God’s Word is inspired by God, but it is also written by men. And in many cases, these men show incredible literary skill in penning God’s Word. One thinks of Psalm 119’s acrostic praise of God’s Word or Jonah’s detailed use of chiastic structures as examples of authors employing literary devices to shape and structure their God-given, God-inspired words.
The same is true in Genesis 3–4. In a section that is often whisk-away as myth or relativized as poetry, we find that the historical details of Cain and Abel are written with incredible attention to literary style (i.e., history in poetic form). The number of words, the narrative parallels between the first family (ch. 4) and the first sin (ch. 3), and the repetition of expression are just a few ways Moses employs poetics structures to stress the main points of this historical narrative.
In a day when bold and italics were not available and space was limited, these structures evidence the main point of his writing. Moreover, they capture the way in which human authorship is “fully human” (i.e., marked by conventions of human speech). Divine inspiration does not cancel out man’s humanity in his writing.

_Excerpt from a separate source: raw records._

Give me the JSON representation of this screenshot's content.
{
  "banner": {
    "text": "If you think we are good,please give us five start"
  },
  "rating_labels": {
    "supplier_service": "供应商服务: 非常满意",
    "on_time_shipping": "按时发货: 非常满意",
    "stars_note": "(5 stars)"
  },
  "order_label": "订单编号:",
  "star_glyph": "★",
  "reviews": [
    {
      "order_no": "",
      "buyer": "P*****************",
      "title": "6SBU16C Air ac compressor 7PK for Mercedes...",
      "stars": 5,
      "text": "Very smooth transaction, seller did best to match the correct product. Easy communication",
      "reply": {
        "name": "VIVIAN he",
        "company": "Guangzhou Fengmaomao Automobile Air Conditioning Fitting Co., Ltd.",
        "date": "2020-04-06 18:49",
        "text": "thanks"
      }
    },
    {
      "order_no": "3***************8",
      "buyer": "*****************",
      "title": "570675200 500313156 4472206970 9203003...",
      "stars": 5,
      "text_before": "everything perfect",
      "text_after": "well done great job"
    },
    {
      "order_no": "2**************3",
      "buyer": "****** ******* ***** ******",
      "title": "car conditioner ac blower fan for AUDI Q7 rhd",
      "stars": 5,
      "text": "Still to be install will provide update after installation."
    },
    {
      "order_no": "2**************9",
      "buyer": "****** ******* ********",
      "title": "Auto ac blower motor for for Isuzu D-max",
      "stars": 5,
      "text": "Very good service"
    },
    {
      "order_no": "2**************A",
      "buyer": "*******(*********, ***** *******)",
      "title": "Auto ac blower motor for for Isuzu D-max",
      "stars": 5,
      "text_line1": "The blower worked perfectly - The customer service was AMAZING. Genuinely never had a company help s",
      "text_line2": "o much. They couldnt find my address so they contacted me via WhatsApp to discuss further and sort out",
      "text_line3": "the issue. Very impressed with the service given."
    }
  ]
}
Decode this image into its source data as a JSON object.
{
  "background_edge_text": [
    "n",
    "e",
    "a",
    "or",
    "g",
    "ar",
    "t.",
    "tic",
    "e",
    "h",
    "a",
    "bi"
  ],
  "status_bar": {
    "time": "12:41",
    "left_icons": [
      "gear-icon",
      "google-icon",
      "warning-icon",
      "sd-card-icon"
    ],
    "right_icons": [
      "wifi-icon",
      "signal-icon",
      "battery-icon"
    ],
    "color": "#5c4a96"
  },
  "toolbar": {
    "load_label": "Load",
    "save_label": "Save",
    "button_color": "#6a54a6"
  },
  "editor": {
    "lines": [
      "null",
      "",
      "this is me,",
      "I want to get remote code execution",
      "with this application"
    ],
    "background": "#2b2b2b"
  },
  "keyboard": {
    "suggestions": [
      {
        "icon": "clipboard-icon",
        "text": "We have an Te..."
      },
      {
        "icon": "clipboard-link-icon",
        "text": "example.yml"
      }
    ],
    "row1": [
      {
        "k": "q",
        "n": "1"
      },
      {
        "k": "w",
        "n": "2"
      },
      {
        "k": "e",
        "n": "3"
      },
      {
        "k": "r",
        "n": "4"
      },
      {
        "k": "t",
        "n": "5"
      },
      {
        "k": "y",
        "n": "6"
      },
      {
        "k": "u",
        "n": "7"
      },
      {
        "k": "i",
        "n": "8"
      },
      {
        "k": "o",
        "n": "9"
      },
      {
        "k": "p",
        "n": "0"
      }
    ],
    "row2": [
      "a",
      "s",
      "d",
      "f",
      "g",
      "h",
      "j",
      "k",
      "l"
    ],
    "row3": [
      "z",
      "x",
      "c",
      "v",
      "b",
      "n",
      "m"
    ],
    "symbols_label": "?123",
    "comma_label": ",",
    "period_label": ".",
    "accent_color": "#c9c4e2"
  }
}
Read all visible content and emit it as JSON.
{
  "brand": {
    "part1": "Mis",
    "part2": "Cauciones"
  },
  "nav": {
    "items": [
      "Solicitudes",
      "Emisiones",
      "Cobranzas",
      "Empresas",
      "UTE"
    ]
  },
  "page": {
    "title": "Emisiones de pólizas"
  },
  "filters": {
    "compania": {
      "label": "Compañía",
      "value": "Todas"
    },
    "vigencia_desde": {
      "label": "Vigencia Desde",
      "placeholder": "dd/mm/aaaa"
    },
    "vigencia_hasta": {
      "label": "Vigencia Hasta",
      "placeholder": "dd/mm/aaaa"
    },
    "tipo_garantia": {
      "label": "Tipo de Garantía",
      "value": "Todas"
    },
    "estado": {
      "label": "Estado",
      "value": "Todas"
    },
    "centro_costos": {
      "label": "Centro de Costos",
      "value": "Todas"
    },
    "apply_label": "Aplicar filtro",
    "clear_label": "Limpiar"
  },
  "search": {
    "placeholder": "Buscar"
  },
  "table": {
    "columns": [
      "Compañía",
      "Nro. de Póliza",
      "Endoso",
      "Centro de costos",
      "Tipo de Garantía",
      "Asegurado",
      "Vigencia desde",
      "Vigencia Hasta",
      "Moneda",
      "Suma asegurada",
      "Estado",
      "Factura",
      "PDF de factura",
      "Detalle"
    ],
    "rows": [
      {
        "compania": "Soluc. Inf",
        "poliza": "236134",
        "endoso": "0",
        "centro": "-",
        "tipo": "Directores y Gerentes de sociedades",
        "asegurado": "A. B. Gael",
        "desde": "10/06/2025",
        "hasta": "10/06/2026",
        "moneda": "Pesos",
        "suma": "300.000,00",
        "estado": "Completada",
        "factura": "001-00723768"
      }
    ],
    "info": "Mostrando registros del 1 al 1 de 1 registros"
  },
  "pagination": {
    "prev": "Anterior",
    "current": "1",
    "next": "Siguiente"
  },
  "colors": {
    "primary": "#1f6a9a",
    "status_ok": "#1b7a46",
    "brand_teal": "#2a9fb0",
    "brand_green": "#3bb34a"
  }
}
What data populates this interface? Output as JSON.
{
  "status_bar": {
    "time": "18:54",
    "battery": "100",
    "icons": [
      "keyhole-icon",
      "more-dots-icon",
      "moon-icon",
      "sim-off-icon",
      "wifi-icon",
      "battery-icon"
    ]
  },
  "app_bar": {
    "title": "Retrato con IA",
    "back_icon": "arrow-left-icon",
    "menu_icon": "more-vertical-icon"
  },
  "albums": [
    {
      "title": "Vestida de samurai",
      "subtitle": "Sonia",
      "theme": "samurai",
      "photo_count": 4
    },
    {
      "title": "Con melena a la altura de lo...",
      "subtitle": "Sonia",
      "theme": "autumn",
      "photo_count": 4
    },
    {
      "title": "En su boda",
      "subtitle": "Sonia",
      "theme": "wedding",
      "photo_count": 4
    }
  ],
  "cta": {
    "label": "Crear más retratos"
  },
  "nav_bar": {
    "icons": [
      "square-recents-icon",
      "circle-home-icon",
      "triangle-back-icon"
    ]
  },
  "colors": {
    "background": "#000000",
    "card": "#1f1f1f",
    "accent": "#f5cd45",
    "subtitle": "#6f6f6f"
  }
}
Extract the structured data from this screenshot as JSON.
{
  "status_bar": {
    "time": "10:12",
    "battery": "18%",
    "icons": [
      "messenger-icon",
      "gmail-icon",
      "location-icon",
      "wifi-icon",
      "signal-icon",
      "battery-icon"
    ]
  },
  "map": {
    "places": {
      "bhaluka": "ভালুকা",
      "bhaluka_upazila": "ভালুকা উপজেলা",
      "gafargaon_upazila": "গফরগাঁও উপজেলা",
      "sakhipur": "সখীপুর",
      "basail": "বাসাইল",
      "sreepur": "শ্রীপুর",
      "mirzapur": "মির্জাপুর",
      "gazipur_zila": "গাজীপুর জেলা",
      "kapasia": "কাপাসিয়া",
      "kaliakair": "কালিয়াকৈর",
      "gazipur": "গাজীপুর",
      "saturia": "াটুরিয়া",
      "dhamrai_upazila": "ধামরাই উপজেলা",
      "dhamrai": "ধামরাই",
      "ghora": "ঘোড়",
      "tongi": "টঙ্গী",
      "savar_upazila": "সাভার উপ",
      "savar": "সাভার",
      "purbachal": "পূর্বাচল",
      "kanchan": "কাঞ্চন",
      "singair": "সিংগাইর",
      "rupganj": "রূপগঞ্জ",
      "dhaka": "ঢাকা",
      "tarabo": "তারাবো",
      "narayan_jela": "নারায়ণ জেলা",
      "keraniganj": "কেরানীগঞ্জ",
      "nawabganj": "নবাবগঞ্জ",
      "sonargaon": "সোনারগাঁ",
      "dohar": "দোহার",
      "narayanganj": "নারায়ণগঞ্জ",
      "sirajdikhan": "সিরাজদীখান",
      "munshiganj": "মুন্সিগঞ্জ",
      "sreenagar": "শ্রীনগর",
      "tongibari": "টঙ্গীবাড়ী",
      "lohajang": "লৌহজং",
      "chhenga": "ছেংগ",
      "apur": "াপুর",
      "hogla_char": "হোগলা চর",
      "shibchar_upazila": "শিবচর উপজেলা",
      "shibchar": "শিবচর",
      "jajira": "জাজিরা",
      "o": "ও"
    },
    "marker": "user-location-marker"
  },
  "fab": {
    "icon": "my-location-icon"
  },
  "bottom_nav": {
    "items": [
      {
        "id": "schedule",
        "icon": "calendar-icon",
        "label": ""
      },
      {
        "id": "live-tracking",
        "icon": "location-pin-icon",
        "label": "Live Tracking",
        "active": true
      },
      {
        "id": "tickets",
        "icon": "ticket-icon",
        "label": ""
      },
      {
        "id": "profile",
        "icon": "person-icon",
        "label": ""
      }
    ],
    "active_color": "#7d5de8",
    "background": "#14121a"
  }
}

Rather, it improves his acuity, frees his will, and empowers his words. This is what Peter means when he says “men spoke from God as they were carried along by the Holy Spirit” (2 Peter 1:21).
Genesis 3–4 as a Test Case
Considering this, we look at Genesis 3–4 as an example of this literary design, where Moses under the inspiration of the Holy Spirit wrote with incredible attention to detail—hence allowing us to interpret with great detail. What follows are some of the observations Gordon Wenham has made to show the lexical and structural detail of Genesis 3–4. Continue reading